IMPORTANT: THIS IS NOT ABOUT COVID! THIS IS ABOUT THE SPREADING OF MALWARE. And, yes, a cybercriminal can transform a dealership into an infectious hotspot for malware if the dealership lacks the appropriate cybersecurity best practices needed to keep today’s cybercriminal at bay.
There is growing consumer demand to combine mobility and communication and according to a 2020 McKinsey & Company report, this demand is driving the desire for MORE connected cars. But this situation, does not just require more advanced technology in the car. It also requires more advanced technology around the car. More specifically, this means that when a connected car pulls into a dealership it must enter an IT ecosystem that can quickly exchange information with the car and do so in a safe and secure manner.
Today, cars are basically rolling computers. According to KPMG, the average car has over 150 million lines of computer code.
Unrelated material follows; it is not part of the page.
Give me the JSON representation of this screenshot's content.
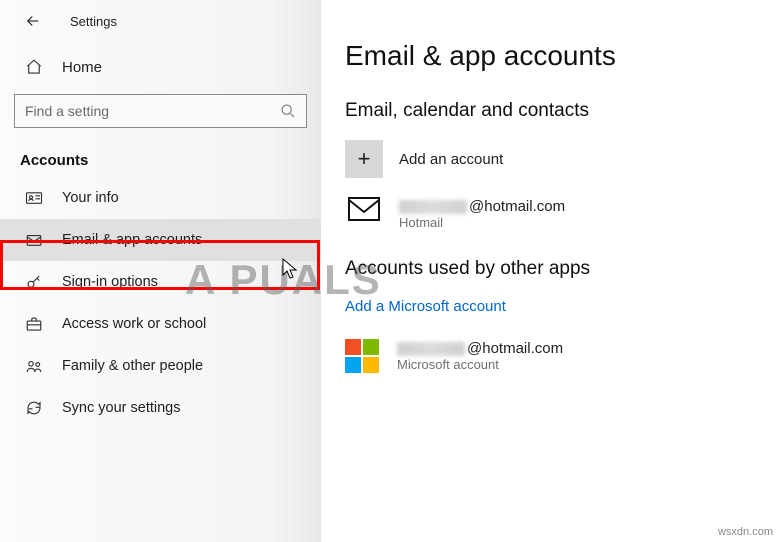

Although the connectedness and computerization of automobiles bring great advantages to the passenger experience and to road safety, they also create more vulnerabilities for cybercriminals to exploit.
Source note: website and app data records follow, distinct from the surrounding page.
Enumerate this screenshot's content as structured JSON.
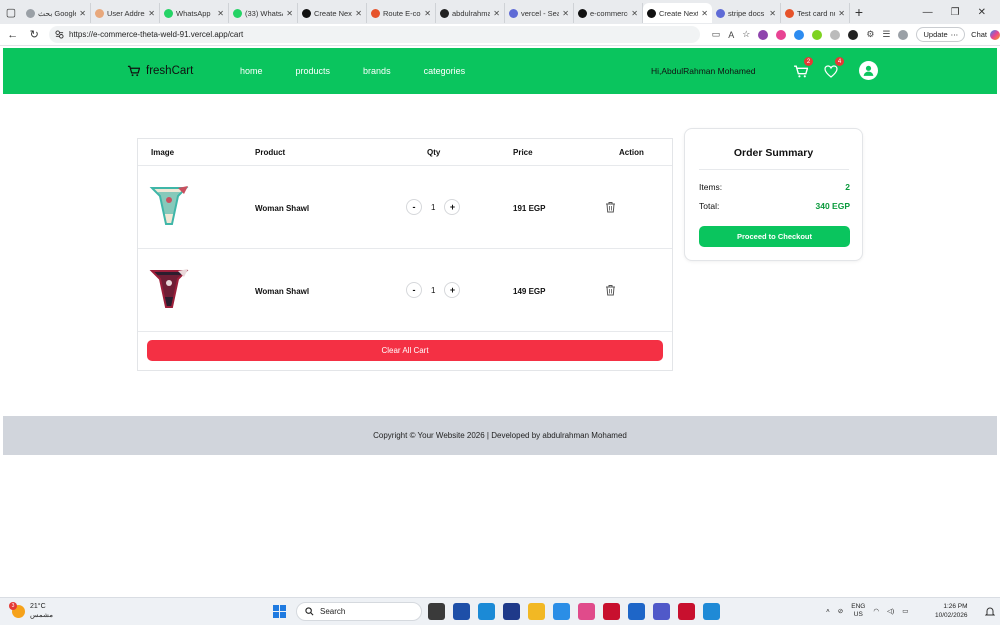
{
  "browser": {
    "tabs": [
      {
        "label": "بحث Google",
        "color": "#9aa0a6"
      },
      {
        "label": "User Addres",
        "color": "#e8a87c"
      },
      {
        "label": "WhatsApp",
        "color": "#25d366"
      },
      {
        "label": "(33) WhatsA",
        "color": "#25d366"
      },
      {
        "label": "Create Next",
        "color": "#111111"
      },
      {
        "label": "Route E-con",
        "color": "#e6532b"
      },
      {
        "label": "abdulrahma",
        "color": "#222222"
      },
      {
        "label": "vercel - Sea",
        "color": "#5f6bd6"
      },
      {
        "label": "e-commerce",
        "color": "#111111"
      },
      {
        "label": "Create Next",
        "color": "#111111",
        "active": true
      },
      {
        "label": "stripe docs",
        "color": "#5f6bd6"
      },
      {
        "label": "Test card nu",
        "color": "#e6532b"
      }
    ],
    "url": "https://e-commerce-theta-weld-91.vercel.app/cart",
    "update_label": "Update",
    "chat_label": "Chat"
  },
  "navbar": {
    "brand": "freshCart",
    "links": [
      "home",
      "products",
      "brands",
      "categories"
    ],
    "greeting": "Hi,AbdulRahman Mohamed",
    "cart_count": "2",
    "wishlist_count": "4"
  },
  "cart": {
    "headers": {
      "image": "Image",
      "product": "Product",
      "qty": "Qty",
      "price": "Price",
      "action": "Action"
    },
    "items": [
      {
        "name": "Woman Shawl",
        "qty": "1",
        "price": "191 EGP",
        "colors": [
          "#3fb6a8",
          "#f1e7d5",
          "#c9505f"
        ]
      },
      {
        "name": "Woman Shawl",
        "qty": "1",
        "price": "149 EGP",
        "colors": [
          "#9c1f3a",
          "#2b1d2e",
          "#e9d7d9"
        ]
      }
    ],
    "minus": "-",
    "plus": "+",
    "clear_label": "Clear All Cart"
  },
  "summary": {
    "title": "Order Summary",
    "items_label": "Items:",
    "items_value": "2",
    "total_label": "Total:",
    "total_value": "340 EGP",
    "checkout_label": "Proceed to Checkout"
  },
  "footer": {
    "text": "Copyright © Your Website 2026 | Developed by abdulrahman Mohamed"
  },
  "taskbar": {
    "weather_temp": "21°C",
    "weather_desc": "مشمس",
    "weather_badge": "3",
    "search_label": "Search",
    "lang": "ENG",
    "region": "US",
    "time": "1:26 PM",
    "date": "10/02/2026",
    "apps": [
      "#3a3a3a",
      "#1e4fa8",
      "#1b8ad6",
      "#1f3a8a",
      "#f2b824",
      "#2b8ee6",
      "#e04b8b",
      "#c8102e",
      "#1e66c8",
      "#5059c9",
      "#c8102e",
      "#1f8ad6"
    ]
  }
}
Upstream Security reports that in 2019 there was a 99% increase in car hackings compared to 2018. The car hacking growth trend is expected to continue and what’s really troubling is that 82% of these car hacks happen remotely.
It is therefore increasingly possible that a hacked car can roll into your dealership’s service department. If this happens, then it is completely possible that the infected car will attempt to infect your dealership’s IT environment. Yes – if car hacking continues to grow as expected then rolling computer time bombs are going to be driving in and out of your dealership.
When an infected car enters your dealership, it can then transform your dealership into an infectious hotspot. You could then have a situation where your “diseased” IT environment will spread the “infection” to other cars that connect to your dealership’s network, software, and devices.
What should you do? Well, the best way to prevent such a scenario from happening to your dealership is to implement the modern cybersecurity best practices that are essential to staying ahead of the cybercriminal. Traditional antivirus and firewalls are definitely still required but they are NOT sufficient anymore in effectively defending against today’s cybercriminal. It is not a question of IF but WHEN cybercriminals will get into your network. Therefore, dealers need to up their game and move to the next essential level of cybersecurity – detection and neutralization/mitigation.
We all have to realize that fighting cybercrime is an ongoing and increasing endeavor. As we become a more connected, technology-driven world, the amounts and types of cybercrime just keeps growing. Dealers have made a significant investment in building their businesses, their reputations, and their customer base. We simply cannot afford to let down our guard or take a lackadaisical approach to cybersecurity. Implementing the more advanced layers of cyber-defense will keep cybercriminals from negatively impacting your investment.